18. Tashiro Y, Matsumoto F, Iwama K, Shimazu A, Matsumori S, Nohara S, Miura H, Takei M, Namekata K, Takase M, Okada M, Tsumura H. Laparoscopic resection of schwannoma of the ascending colon. Case Rep Gastroenterol. 2015; 9:15–19.

19. Tsunoda C, Kato H, Sakamoto T, Yamada R, Mitsumaru A, Yokomizo H, Yoshimatsu K, Ogawa K, Aiba M, Haga S. A Case of Benign Schwannoma of the Transverse Colon with Granulation Tissue. Case Rep Gastroenterol. 2009; 3:116–120.

20. Wang WB, Chen WB, Lin JJ, Xu JH, Wang JH, Sheng QS. Schwannoma of the colon: A case report and review of the literature. Oncol Lett. 2016; 11:2580–2582.

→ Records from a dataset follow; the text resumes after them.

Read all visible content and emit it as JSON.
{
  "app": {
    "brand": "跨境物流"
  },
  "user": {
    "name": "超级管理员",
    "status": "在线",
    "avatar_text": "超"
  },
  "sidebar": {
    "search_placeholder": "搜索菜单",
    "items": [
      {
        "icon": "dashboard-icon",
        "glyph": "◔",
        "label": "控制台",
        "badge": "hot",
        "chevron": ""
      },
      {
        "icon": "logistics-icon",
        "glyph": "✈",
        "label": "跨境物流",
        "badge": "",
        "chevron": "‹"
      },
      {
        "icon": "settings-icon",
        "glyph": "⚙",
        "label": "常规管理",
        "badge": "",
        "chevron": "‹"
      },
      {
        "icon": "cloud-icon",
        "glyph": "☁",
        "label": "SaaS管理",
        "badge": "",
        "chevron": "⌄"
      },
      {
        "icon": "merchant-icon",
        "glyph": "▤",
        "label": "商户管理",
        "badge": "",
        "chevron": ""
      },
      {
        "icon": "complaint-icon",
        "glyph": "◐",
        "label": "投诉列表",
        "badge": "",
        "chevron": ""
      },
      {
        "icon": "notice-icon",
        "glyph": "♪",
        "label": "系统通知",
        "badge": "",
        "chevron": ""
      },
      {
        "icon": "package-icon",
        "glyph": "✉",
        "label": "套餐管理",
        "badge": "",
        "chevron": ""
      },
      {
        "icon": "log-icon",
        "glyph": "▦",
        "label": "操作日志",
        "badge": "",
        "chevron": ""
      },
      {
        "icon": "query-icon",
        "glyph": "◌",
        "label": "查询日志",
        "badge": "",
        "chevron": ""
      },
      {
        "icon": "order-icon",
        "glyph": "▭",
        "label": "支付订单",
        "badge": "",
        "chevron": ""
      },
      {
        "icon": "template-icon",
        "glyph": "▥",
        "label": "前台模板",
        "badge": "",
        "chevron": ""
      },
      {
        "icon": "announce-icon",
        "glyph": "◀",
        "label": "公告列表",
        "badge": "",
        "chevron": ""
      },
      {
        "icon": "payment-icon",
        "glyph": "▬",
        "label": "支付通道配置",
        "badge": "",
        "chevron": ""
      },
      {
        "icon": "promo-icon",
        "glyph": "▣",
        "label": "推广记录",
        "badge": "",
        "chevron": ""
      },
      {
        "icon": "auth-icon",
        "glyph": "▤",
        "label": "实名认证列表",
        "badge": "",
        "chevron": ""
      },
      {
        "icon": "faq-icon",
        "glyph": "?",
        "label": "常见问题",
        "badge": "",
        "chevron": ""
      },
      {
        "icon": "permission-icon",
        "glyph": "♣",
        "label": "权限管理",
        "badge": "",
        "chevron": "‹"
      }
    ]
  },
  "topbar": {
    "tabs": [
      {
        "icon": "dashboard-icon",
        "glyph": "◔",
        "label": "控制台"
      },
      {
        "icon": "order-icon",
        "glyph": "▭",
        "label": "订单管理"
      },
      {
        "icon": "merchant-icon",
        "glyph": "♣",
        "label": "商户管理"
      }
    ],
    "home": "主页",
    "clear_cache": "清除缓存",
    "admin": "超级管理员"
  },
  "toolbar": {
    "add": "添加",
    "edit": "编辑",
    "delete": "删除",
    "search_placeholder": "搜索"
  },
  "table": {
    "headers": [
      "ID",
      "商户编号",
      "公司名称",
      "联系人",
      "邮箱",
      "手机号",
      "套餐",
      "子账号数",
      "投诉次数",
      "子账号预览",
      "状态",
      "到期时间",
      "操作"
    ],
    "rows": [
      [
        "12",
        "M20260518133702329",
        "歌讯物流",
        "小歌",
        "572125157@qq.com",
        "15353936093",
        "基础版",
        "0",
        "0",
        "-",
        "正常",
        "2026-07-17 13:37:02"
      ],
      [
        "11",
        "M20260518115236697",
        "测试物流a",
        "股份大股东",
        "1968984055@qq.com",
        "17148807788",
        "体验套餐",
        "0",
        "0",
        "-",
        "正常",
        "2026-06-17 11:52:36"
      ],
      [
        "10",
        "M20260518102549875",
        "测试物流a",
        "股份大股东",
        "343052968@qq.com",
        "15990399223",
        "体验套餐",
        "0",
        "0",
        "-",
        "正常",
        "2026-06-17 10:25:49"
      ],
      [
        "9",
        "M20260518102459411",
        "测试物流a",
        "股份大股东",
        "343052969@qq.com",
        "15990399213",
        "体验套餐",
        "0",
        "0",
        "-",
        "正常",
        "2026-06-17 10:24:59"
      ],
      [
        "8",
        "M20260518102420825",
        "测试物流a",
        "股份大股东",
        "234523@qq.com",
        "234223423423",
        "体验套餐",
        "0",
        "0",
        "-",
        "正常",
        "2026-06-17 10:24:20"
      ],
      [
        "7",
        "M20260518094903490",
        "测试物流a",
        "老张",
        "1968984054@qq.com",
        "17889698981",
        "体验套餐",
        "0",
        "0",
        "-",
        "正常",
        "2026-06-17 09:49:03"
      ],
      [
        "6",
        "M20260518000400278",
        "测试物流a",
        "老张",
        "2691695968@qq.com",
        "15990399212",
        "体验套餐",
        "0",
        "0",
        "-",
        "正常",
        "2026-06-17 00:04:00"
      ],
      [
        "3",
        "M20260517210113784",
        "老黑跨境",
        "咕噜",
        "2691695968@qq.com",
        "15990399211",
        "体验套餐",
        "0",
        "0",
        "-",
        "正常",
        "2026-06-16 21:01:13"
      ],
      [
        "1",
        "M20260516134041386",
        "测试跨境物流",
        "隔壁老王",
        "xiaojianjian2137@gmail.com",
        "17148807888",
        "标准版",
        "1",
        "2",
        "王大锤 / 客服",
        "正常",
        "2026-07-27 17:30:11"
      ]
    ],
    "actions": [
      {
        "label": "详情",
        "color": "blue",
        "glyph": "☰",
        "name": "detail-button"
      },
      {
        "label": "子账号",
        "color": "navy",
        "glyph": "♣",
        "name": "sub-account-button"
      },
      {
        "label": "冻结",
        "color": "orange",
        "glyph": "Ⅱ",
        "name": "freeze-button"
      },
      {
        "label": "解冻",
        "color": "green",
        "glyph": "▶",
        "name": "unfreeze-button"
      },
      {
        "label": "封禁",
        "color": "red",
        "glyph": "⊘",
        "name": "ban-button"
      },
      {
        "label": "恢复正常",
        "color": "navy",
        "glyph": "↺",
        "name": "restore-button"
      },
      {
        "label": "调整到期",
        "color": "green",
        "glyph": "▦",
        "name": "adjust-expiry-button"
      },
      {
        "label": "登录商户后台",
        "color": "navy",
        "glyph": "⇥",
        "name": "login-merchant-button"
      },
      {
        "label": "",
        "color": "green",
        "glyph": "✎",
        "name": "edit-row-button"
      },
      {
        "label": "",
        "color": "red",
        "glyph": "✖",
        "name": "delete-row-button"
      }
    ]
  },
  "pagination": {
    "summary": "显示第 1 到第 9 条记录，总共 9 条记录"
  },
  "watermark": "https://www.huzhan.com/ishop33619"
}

21. Wilde BK, Senger JL, Kanthan R. Gastrointestinal schwannoma: an unusual colonic lesion mimicking adenocarcinoma. Can J Gastroenterol. 2010; 24:233–236.

22. Tao K, Chang W, Zhao E, Deng R, Gao J, Cai K, Wang G, Zhang P. Clinicopathologic Features of Gastric Schwannoma: 8-Year Experience at a Single Institution in China. Medicine (Baltimore). 2015; 94:e1970.

23. Park SH, Han JK, Kim TK, Lee JW, Kim SH, Kim YI, Choi BI, Yeon KM, Han MC. Unusual gastric tumors: radiologic-pathologic correlation. Radiographics. 1999; 19:1435–1446.

24. Hong HS, Ha HK, Won HJ, Byun JH, Shin YM, Kim AY, Kim PN, Lee MG, Lee GH, Kim MJ. Gastric schwannomas: radiological features with endoscopic and pathological correlation. Clin Radiol. 2008; 63:536–542.

Creative Commons License All site content, except where otherwise noted, is licensed under a Creative Commons Attribution 4.0 License.
PII: 24476